- [WORK REQUEST]
The full set of entries needs to be reproduced exactly.

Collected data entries
◆ ◆ ◆

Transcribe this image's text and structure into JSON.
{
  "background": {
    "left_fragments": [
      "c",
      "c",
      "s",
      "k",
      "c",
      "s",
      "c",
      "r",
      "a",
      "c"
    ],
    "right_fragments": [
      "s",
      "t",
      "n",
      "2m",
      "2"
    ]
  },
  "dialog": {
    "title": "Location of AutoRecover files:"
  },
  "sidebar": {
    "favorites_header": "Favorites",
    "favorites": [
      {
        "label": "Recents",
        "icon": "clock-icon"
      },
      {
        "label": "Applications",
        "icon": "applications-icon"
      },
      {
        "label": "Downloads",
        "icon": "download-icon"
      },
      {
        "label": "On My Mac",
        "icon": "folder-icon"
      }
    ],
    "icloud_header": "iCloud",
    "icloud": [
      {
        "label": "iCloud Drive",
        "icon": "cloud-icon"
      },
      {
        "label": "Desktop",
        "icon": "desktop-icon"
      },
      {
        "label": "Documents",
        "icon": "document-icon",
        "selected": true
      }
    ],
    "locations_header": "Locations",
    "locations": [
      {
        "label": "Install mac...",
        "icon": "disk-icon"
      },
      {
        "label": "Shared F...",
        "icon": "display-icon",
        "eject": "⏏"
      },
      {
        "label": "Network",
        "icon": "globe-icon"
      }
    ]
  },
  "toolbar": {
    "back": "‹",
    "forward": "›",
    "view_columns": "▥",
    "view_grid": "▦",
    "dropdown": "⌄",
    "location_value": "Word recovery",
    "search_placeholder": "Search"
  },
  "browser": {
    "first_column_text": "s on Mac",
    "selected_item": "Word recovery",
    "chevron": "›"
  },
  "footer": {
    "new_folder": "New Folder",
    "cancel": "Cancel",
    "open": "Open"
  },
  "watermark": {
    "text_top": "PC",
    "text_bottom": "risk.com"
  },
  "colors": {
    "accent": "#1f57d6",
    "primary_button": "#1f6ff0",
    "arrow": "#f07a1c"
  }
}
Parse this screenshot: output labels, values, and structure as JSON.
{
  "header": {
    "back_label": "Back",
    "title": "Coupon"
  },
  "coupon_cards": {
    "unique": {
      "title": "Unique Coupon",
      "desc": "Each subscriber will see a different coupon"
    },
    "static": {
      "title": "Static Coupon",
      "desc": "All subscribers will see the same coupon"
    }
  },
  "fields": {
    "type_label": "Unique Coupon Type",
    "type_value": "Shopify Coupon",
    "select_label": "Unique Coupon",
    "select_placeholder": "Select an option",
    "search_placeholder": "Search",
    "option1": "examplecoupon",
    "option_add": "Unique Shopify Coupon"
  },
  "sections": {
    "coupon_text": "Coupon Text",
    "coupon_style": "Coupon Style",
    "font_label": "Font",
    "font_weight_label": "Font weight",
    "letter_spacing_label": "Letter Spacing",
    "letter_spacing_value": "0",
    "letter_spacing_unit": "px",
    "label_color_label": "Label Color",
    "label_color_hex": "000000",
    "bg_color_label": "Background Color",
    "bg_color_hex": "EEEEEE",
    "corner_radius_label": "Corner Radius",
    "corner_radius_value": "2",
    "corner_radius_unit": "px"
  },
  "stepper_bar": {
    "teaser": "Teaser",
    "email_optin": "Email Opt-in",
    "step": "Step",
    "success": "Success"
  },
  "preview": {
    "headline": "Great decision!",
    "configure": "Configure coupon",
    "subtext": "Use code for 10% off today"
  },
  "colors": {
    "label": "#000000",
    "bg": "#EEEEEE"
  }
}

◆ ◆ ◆

- [EXERCISE ANSWER]
Transcribe this image's text and structure into JSON.
{
  "background": {
    "left_fragments": [
      "c",
      "c",
      "s",
      "k",
      "c",
      "s",
      "c",
      "r",
      "a",
      "c"
    ],
    "right_fragments": [
      "s",
      "t",
      "n",
      "2m",
      "2"
    ]
  },
  "dialog": {
    "title": "Location of AutoRecover files:"
  },
  "sidebar": {
    "favorites_header": "Favorites",
    "favorites": [
      {
        "label": "Recents",
        "icon": "clock-icon"
      },
      {
        "label": "Applications",
        "icon": "applications-icon"
      },
      {
        "label": "Downloads",
        "icon": "download-icon"
      },
      {
        "label": "On My Mac",
        "icon": "folder-icon"
      }
    ],
    "icloud_header": "iCloud",
    "icloud": [
      {
        "label": "iCloud Drive",
        "icon": "cloud-icon"
      },
      {
        "label": "Desktop",
        "icon": "desktop-icon"
      },
      {
        "label": "Documents",
        "icon": "document-icon",
        "selected": true
      }
    ],
    "locations_header": "Locations",
    "locations": [
      {
        "label": "Install mac...",
        "icon": "disk-icon"
      },
      {
        "label": "Shared F...",
        "icon": "display-icon",
        "eject": "⏏"
      },
      {
        "label": "Network",
        "icon": "globe-icon"
      }
    ]
  },
  "toolbar": {
    "back": "‹",
    "forward": "›",
    "view_columns": "▥",
    "view_grid": "▦",
    "dropdown": "⌄",
    "location_value": "Word recovery",
    "search_placeholder": "Search"
  },
  "browser": {
    "first_column_text": "s on Mac",
    "selected_item": "Word recovery",
    "chevron": "›"
  },
  "footer": {
    "new_folder": "New Folder",
    "cancel": "Cancel",
    "open": "Open"
  },
  "watermark": {
    "text_top": "PC",
    "text_bottom": "risk.com"
  },
  "colors": {
    "accent": "#1f57d6",
    "primary_button": "#1f6ff0",
    "arrow": "#f07a1c"
  }
}
Parse this screenshot: output labels, values, and structure as JSON.
{
  "header": {
    "back_label": "Back",
    "title": "Coupon"
  },
  "coupon_cards": {
    "unique": {
      "title": "Unique Coupon",
      "desc": "Each subscriber will see a different coupon"
    },
    "static": {
      "title": "Static Coupon",
      "desc": "All subscribers will see the same coupon"
    }
  },
  "fields": {
    "type_label": "Unique Coupon Type",
    "type_value": "Shopify Coupon",
    "select_label": "Unique Coupon",
    "select_placeholder": "Select an option",
    "search_placeholder": "Search",
    "option1": "examplecoupon",
    "option_add": "Unique Shopify Coupon"
  },
  "sections": {
    "coupon_text": "Coupon Text",
    "coupon_style": "Coupon Style",
    "font_label": "Font",
    "font_weight_label": "Font weight",
    "letter_spacing_label": "Letter Spacing",
    "letter_spacing_value": "0",
    "letter_spacing_unit": "px",
    "label_color_label": "Label Color",
    "label_color_hex": "000000",
    "bg_color_label": "Background Color",
    "bg_color_hex": "EEEEEE",
    "corner_radius_label": "Corner Radius",
    "corner_radius_value": "2",
    "corner_radius_unit": "px"
  },
  "stepper_bar": {
    "teaser": "Teaser",
    "email_optin": "Email Opt-in",
    "step": "Step",
    "success": "Success"
  },
  "preview": {
    "headline": "Great decision!",
    "configure": "Configure coupon",
    "subtext": "Use code for 10% off today"
  },
  "colors": {
    "label": "#000000",
    "bg": "#EEEEEE"
  }
}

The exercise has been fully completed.